WHAT TO WORK ON:
Find the lines of the listing that contain the string "Caption", and return them.
((
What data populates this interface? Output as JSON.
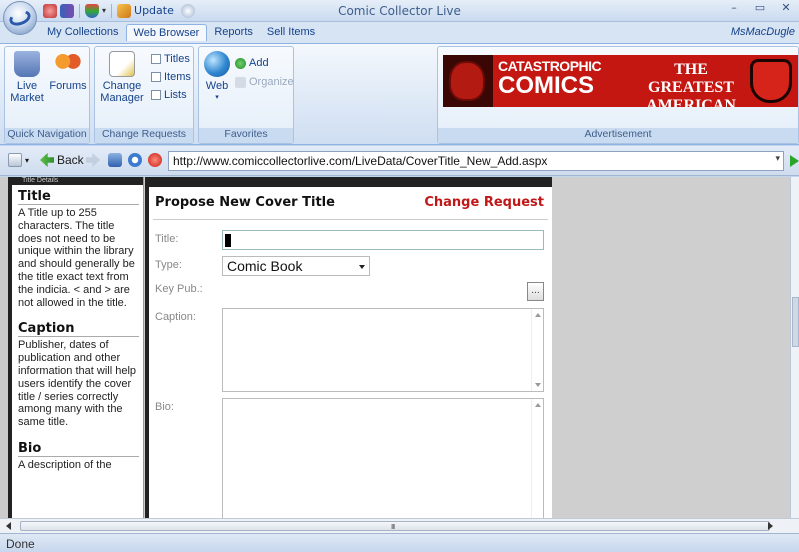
{
  "window": {
    "title": "Comic Collector Live",
    "update_label": "Update",
    "user": "MsMacDugle",
    "minimize": "–",
    "restore": "▭",
    "close": "✕"
  },
  "tabs": [
    "My Collections",
    "Web Browser",
    "Reports",
    "Sell Items"
  ],
  "ribbon": {
    "quick_nav": {
      "label": "Quick Navigation",
      "live_market": "Live Market",
      "forums": "Forums"
    },
    "change_requests": {
      "label": "Change Requests",
      "change_manager": "Change Manager",
      "titles": "Titles",
      "items": "Items",
      "lists": "Lists"
    },
    "favorites": {
      "label": "Favorites",
      "web": "Web",
      "add": "Add",
      "organize": "Organize"
    },
    "advertisement": {
      "label": "Advertisement",
      "line1": "CATASTROPHIC",
      "line2": "COMICS",
      "line3": "THE GREATEST",
      "line4": "AMERICAN HERO"
    }
  },
  "nav": {
    "back": "Back",
    "url": "http://www.comiccollectorlive.com/LiveData/CoverTitle_New_Add.aspx"
  },
  "left_panel": {
    "header": "Title Details",
    "sections": [
      {
        "heading": "Title",
        "text": "A Title up to 255 characters. The title does not need to be unique within the library and should generally be the title exact text from the indicia. < and > are not allowed in the title."
      },
      {
        "heading": "Caption",
        "text": "Publisher, dates of publication and other information that will help users identify the cover title / series correctly among many with the same title."
      },
      {
        "heading": "Bio",
        "text": "A description of the"
      }
    ]
  },
  "form": {
    "title": "Propose New Cover Title",
    "badge": "Change Request",
    "fields": {
      "title_label": "Title:",
      "title_value": "",
      "type_label": "Type:",
      "type_value": "Comic Book",
      "keypub_label": "Key Pub.:",
      "keypub_button": "...",
      "caption_label": "Caption:",
      "bio_label": "Bio:"
    }
  },
  "hscroll_grip": "III",
  "status": "Done",
  "colors": {
    "accent": "#15428b",
    "change_request": "#c01818",
    "banner": "#c41712"
  }
}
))
TASK RESPONSE:
        "heading": "Caption",
      "caption_label": "Caption:",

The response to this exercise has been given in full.